The busy season is *sigh* fast descending upon us. How might 1970s families have dealt with long days of work, school, etc. when dinner still had to be on the table every evening?
The cover makes it look like a pretty tempting solution for the most part-- a savory pepper steak that still has some color, smooth, rich tomato sauce over rotini. There's even cheesecake for dessert! (Have to admit the raw-looking Swiss steak-- actually just cooked in tomato sauce-- kind of skeeves me out, though.)
What does the book offer beyond the tried-and-true favorites? Some recipes present ideas that might have seemed pretty exotic to '70s cooks:

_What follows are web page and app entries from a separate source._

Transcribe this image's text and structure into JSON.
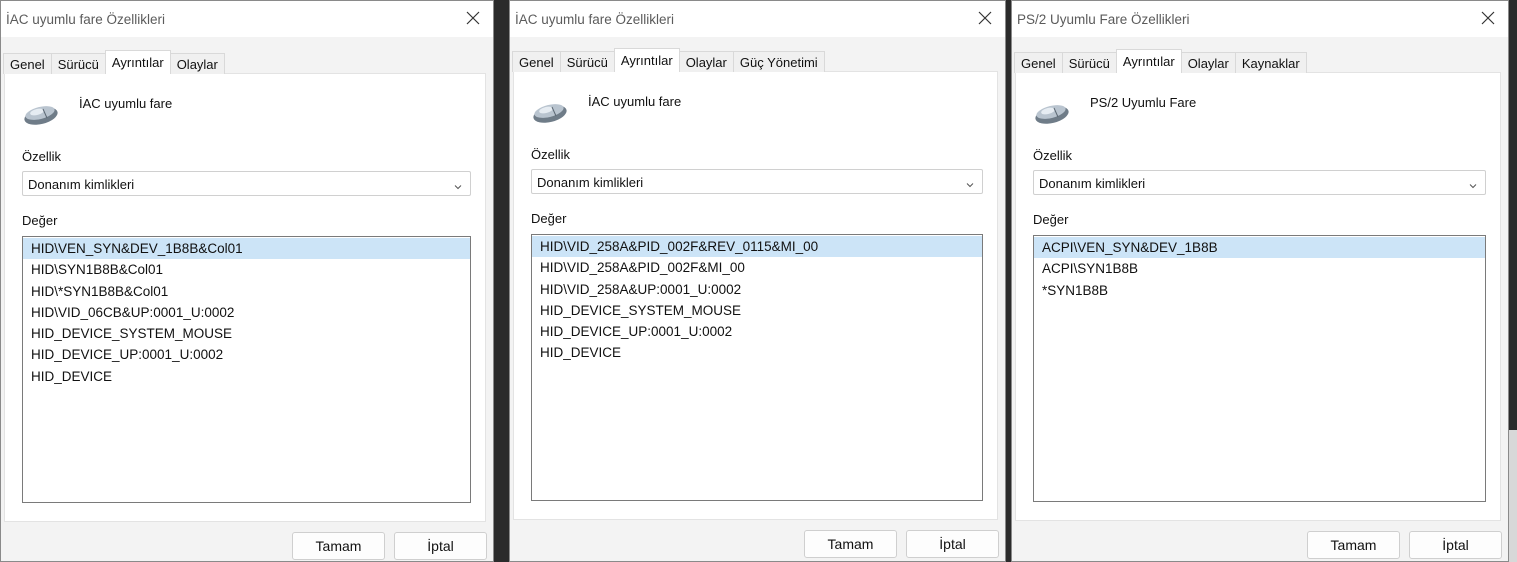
{
  "dialogs": [
    {
      "title": "İAC uyumlu fare Özellikleri",
      "tabs": [
        "Genel",
        "Sürücü",
        "Ayrıntılar",
        "Olaylar"
      ],
      "active_tab": "Ayrıntılar",
      "device_name": "İAC uyumlu fare",
      "property_label": "Özellik",
      "property_value": "Donanım kimlikleri",
      "value_label": "Değer",
      "values": [
        "HID\\VEN_SYN&DEV_1B8B&Col01",
        "HID\\SYN1B8B&Col01",
        "HID\\*SYN1B8B&Col01",
        "HID\\VID_06CB&UP:0001_U:0002",
        "HID_DEVICE_SYSTEM_MOUSE",
        "HID_DEVICE_UP:0001_U:0002",
        "HID_DEVICE"
      ],
      "selected_value": "HID\\VEN_SYN&DEV_1B8B&Col01",
      "ok_label": "Tamam",
      "cancel_label": "İptal"
    },
    {
      "title": "İAC uyumlu fare Özellikleri",
      "tabs": [
        "Genel",
        "Sürücü",
        "Ayrıntılar",
        "Olaylar",
        "Güç Yönetimi"
      ],
      "active_tab": "Ayrıntılar",
      "device_name": "İAC uyumlu fare",
      "property_label": "Özellik",
      "property_value": "Donanım kimlikleri",
      "value_label": "Değer",
      "values": [
        "HID\\VID_258A&PID_002F&REV_0115&MI_00",
        "HID\\VID_258A&PID_002F&MI_00",
        "HID\\VID_258A&UP:0001_U:0002",
        "HID_DEVICE_SYSTEM_MOUSE",
        "HID_DEVICE_UP:0001_U:0002",
        "HID_DEVICE"
      ],
      "selected_value": "HID\\VID_258A&PID_002F&REV_0115&MI_00",
      "ok_label": "Tamam",
      "cancel_label": "İptal"
    },
    {
      "title": "PS/2 Uyumlu Fare Özellikleri",
      "tabs": [
        "Genel",
        "Sürücü",
        "Ayrıntılar",
        "Olaylar",
        "Kaynaklar"
      ],
      "active_tab": "Ayrıntılar",
      "device_name": "PS/2 Uyumlu Fare",
      "property_label": "Özellik",
      "property_value": "Donanım kimlikleri",
      "value_label": "Değer",
      "values": [
        "ACPI\\VEN_SYN&DEV_1B8B",
        "ACPI\\SYN1B8B",
        "*SYN1B8B"
      ],
      "selected_value": "ACPI\\VEN_SYN&DEV_1B8B",
      "ok_label": "Tamam",
      "cancel_label": "İptal"
    }
  ],
  "icons": {
    "device": "mouse-icon",
    "close": "close-icon",
    "dropdown": "chevron-down-icon"
  },
  "colors": {
    "selection": "#cce4f7",
    "dialog_bg": "#f3f3f3",
    "panel_bg": "#ffffff"
  }
}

Diners may take the slowly-cooked, well-seasoned pork dish for granted today, but clearly people didn't have much sense of it in the '70s if this passed for a carnitas recipe! At first I was wondering how it got away with so little seasoning-- just MSG, salt, and pepper, with a bit of onion and pimiento. Then I noticed that a whole bag of French-style green beans was also tossed in for no apparent reason! Imagine your burrito or taco coming with mushy French cut beans that had been cooked for seven to nine hours...

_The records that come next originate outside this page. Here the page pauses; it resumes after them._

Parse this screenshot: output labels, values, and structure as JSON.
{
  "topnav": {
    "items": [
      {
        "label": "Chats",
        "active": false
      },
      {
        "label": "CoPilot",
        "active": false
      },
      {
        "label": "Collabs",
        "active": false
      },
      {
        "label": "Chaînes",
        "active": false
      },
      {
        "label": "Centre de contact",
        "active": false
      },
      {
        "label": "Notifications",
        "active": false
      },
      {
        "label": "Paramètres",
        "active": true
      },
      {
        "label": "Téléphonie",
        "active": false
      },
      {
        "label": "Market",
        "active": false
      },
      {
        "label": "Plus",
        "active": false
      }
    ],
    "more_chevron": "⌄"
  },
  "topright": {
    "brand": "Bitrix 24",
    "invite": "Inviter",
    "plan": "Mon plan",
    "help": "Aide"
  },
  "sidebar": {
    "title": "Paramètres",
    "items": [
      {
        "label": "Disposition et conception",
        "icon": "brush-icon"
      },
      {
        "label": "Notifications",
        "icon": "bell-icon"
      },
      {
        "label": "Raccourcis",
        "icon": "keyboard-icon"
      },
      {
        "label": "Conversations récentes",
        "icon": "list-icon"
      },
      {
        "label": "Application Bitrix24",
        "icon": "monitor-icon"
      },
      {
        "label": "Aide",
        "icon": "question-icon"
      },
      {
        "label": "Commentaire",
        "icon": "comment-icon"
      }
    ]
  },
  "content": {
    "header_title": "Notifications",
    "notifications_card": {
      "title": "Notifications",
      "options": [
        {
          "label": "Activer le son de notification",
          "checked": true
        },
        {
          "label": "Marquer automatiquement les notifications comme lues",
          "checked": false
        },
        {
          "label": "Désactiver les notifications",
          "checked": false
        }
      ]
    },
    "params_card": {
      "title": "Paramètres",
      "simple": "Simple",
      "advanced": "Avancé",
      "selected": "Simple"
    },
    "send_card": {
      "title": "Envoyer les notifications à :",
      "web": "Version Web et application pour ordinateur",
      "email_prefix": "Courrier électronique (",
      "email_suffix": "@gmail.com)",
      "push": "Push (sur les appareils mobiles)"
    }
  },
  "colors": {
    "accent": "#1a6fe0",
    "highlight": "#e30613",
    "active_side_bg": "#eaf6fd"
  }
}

A lot of the recipes are pretty familiar, though, and rely on funny names to make them memorable:
I'm not sure what makes this Male Chauvinist Chili, but the name appears to have been enough to give it a life of its own, as the recipe is still widely available and credited to Crock Pot.

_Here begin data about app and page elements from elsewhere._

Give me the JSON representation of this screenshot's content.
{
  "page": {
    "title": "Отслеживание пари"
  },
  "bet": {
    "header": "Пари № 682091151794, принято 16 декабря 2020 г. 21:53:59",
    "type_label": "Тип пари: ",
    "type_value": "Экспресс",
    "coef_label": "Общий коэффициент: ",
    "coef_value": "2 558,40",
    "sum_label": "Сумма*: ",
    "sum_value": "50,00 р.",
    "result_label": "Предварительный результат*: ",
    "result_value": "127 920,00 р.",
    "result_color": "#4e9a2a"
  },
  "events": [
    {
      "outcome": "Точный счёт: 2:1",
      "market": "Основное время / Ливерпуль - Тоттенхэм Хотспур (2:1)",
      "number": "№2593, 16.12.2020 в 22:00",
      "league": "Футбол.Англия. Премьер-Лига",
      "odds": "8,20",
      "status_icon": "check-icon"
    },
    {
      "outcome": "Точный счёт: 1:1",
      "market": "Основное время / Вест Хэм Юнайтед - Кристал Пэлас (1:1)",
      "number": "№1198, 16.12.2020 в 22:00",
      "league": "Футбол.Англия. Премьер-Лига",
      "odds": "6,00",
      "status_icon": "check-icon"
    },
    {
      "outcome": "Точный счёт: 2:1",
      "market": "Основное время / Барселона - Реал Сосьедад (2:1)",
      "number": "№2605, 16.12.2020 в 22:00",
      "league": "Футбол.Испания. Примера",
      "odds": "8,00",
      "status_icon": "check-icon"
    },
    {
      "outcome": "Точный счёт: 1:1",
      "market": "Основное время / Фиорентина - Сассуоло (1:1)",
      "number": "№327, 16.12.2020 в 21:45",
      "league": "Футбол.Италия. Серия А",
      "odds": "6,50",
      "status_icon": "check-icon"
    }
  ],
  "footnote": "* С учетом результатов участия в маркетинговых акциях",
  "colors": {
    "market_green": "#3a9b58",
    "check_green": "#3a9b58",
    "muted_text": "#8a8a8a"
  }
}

The picture that accompanies the recipe seems to suggest it's male chauvinist chili because it's a bit of a sausage-fest.
Other recipe names didn't seem to catch on quite as much:
Jenny Joe's are sloppy joes for people who would rather have condensed chicken gumbo soup in their sandwiches than brown sugar, I guess? Either that or Jenny just really hated cutting up onions and peppers to put in the sloppy joes and figured the soup would be a good substitution. Even though I'm a huge fan of salt, I have to wonder how well the recipe works with both a can of condensed soup AND a teaspoon of salt on top of that...
And of course, a few recipes combined exotic (okay, maybe just weird) ingredients with similarly odd names:
Ever wanted to try ring bologna slow cooked with rutabagas? Well, Bologna-'Baga Bake is the alliterative recipe for you! It's a super-convenient recipe too, since at the end of cooking you have to fish out the sliced bologna, drain the hot cooking liquid from the heavy and still partially-full crockery, mash up the rutabagas with the potatoes and onions, then mix the meat back in... A nice bit of relaxation after a long day of trying to pretend not to notice the boss staring at your ass.
Maybe this cookbook should have had a nice "Women's Libber Chili" instead. That might be a much more soothing end to a '70s workday.